I grew up as the sister of a brother who is four years older than I am and as the only girl in a neighborhood full of boys around my age. I learned early on how to become “one of the guys.” Sometimes I played with my dolls by myself, but often I played outside with the boys—smearing mud on my face to play hide-and-seek in the woods, learning to throw a near-perfect spiral with a football, and even finding myself involved in a fist-fight or two. I loved those guys; they became good friends as we grew, one of them even becoming the godparent of my children.
It’s always felt pretty natural for me to be “one of the guys.” In the three churches I’ve served in ministry, I’ve always been the only woman on the ministerial staff. I’ve loved those guys, too, and count many of them as mentors, advocates, and dearest friends. I’ve been the only woman on many councils and committees and boards, told that I was included to bring a female voice to the table (I usually appreciated the effort). For the most part, I have thought my voice and perspective has been valued in those places.
But recently while listening to a podcast, I heard Malcolm Gladwell reference a study done by Rosabeth Kanter, a researcher at Harvard Business School, in the 1970s. Kanter was called in to consult with a business that had just hired 20 women to join the 300 men on their technical salesforce. These women were scattered in workplaces around the country, leaving most of them as the only female salesperson on a team with seven men. Despite their advanced degrees and technical talent, the women struggled.

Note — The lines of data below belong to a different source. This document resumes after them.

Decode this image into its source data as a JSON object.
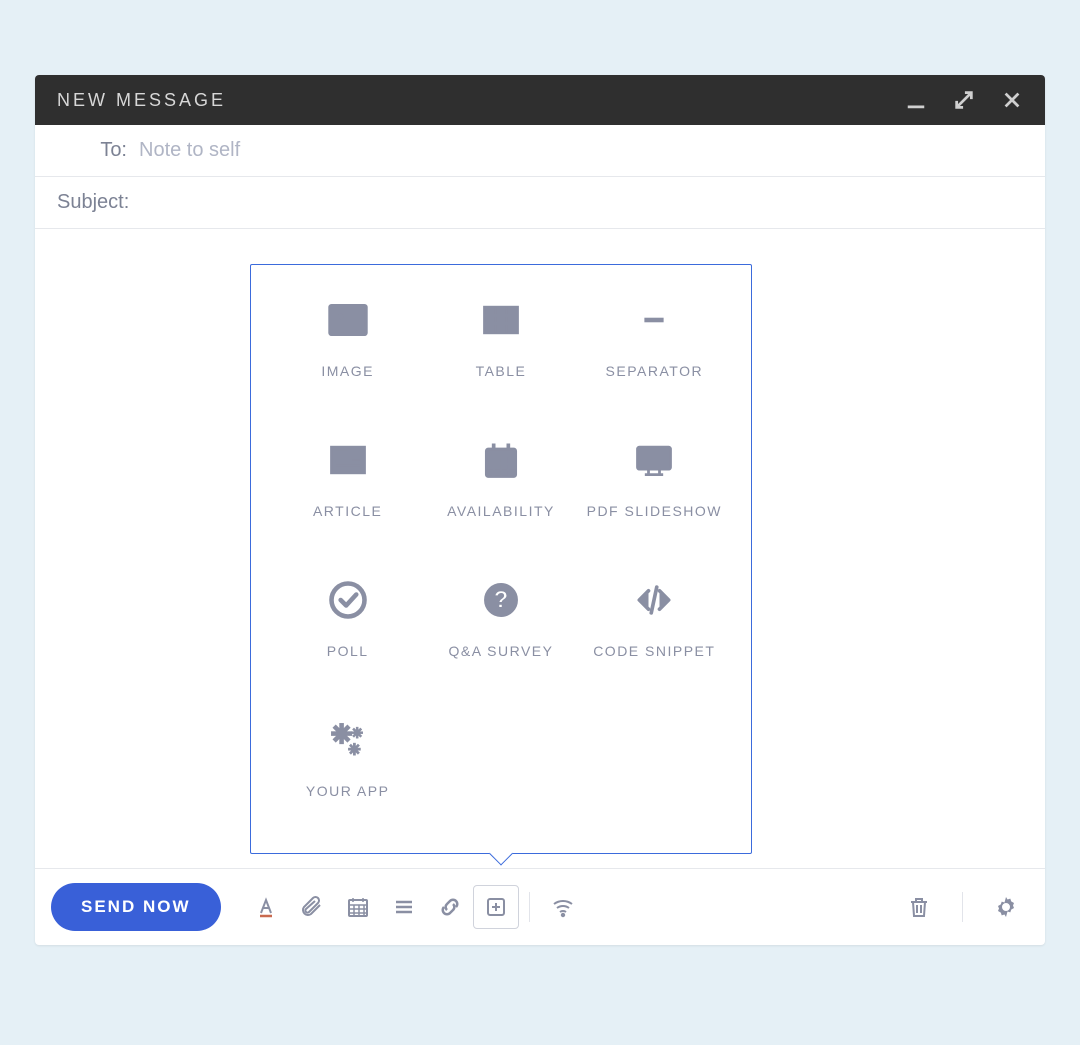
{
  "header": {
    "title": "NEW MESSAGE"
  },
  "fields": {
    "to_label": "To:",
    "to_placeholder": "Note to self",
    "subject_label": "Subject:"
  },
  "insert_menu": {
    "items": [
      {
        "label": "IMAGE",
        "icon": "image-icon"
      },
      {
        "label": "TABLE",
        "icon": "table-icon"
      },
      {
        "label": "SEPARATOR",
        "icon": "separator-icon"
      },
      {
        "label": "ARTICLE",
        "icon": "article-icon"
      },
      {
        "label": "AVAILABILITY",
        "icon": "availability-icon"
      },
      {
        "label": "PDF SLIDESHOW",
        "icon": "pdf-slideshow-icon"
      },
      {
        "label": "POLL",
        "icon": "poll-icon"
      },
      {
        "label": "Q&A SURVEY",
        "icon": "qa-survey-icon"
      },
      {
        "label": "CODE SNIPPET",
        "icon": "code-snippet-icon"
      },
      {
        "label": "YOUR APP",
        "icon": "your-app-icon"
      }
    ]
  },
  "footer": {
    "send_label": "SEND NOW"
  }
}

After conducting many interviews, Kanter told the company that the reason the women weren’t doing well was because the company hadn’t hired enough of them! Being a “token” created a special set of problems, both for the majority and the minority. When the women were around, the men bonded together through things like dirty jokes and aggressive behavior, reinforcing what they already had in common at the expense of the women in their midst. The women felt scrutinized and self-conscious, uneasy about their own contributions. They felt pushed into particular and traditional feminine roles. They couldn’t be themselves when the proportion was not in their favor. But when one of those lone women was placed with other women co-workers, she could relax and be herself. She was not put on the spot or expected to represent her entire gender. As Kanter put it, the price for women of being “one of the boys” is a willingness to turn, on occasion, against the girls. Kanter didn’t give examples of what this might look like, but I can imagine a few – keeping silent or being expected to laugh at sexist comments, allowing men to dismiss or claim credit for the ideas of women, and perpetuating a traditional, authoritative model of leadership. Being “one of the boys” was not who these women were; it was who they were forced to be.[i]
This story made me wonder how my own ministry experiences might have been different if there had been other women with the same professional identity at the table. How might I have been different as a leader? Might I have had more courage, or more empathy? What kind of dreams could we have dreamed together?
And it’s made me wonder about the many other women in ministry who serve in their own silos as the only female ministers in their setting. What can we do to encourage them, to support them, to empower them to use their uniquely feminine voices and skills? How do we challenge our churches and organizations to be intentional about bringing more gender balance to the table?
I’m grateful to be a part of this sisterhood of Baptist Women in Ministry, where women, along with the men who advocate for us, are heard and valued, a group in which we can grow in the confidence to be ourselves, just as God made us and called us.
[i] Find the podcast here: http://revisionisthistory.com/episodes/26-the-hug-heard-round-the-world
Julie Long is associate director of Baptist Women in Ministry.